‘It’s not clear why some vegetarians have healthier overall health than others, but this is a good start for understanding how the health profile of people who choose to become vegans may change.’
There’s no evidence that vegetarians are a healthier option for eating, but the authors said that there are a lot more people who are vegetarian than non vegetarians in the Australian population.
‘It is important to keep in mind that this is only a small sample size, and our findings only provide evidence that the current vegetarian population has better health than non vegetarian populations,’ Dr Oosterhuizen explained.
Dr Mollay added: ‘We have to recognise that the population of vegetarian people is growing.
They are in a larger number of restaurants, more people are adopting vegan diets and there are more people in school.
‘We are also seeing that vegetarian diets have been shown to have better health outcomes for some of the diseases that are associated with a lower diet.’
Vegetarians eating healthier?
Dr OSTUWEY is also one of the authors of a study published in December in the British Medical Journal that showed a reduction in the risk of dementia in people who eat vegetarian food.
The authors of that study, Dr Mervyn Harkness and Dr Sarah Houghton, wrote that vegetians were at lower risk of the disease than those who eat meat.
This is the reason for why it is important for vegetarians not to follow their vegetarian diet.
Vegetarian diet and dementia: are vegetarians healthier?

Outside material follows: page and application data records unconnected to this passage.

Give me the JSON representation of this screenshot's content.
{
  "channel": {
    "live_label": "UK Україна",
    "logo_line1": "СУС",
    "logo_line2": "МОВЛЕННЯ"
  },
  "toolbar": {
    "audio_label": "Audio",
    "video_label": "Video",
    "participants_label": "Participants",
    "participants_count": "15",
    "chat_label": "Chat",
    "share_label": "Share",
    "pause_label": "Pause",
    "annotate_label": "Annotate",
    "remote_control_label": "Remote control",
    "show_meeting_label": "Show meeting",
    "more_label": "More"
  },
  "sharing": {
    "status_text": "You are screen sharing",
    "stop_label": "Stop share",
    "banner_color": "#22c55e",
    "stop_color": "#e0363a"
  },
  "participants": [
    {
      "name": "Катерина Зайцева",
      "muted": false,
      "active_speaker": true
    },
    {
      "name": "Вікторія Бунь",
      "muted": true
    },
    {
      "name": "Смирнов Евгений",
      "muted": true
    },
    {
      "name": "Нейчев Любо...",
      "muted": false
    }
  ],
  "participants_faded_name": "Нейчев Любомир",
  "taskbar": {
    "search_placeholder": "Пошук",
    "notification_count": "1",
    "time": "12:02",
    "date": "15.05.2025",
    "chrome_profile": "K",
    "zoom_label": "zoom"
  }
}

A lot of people don’t know what vegetarians eat, but there is a lot we do know about their health.
According to a recent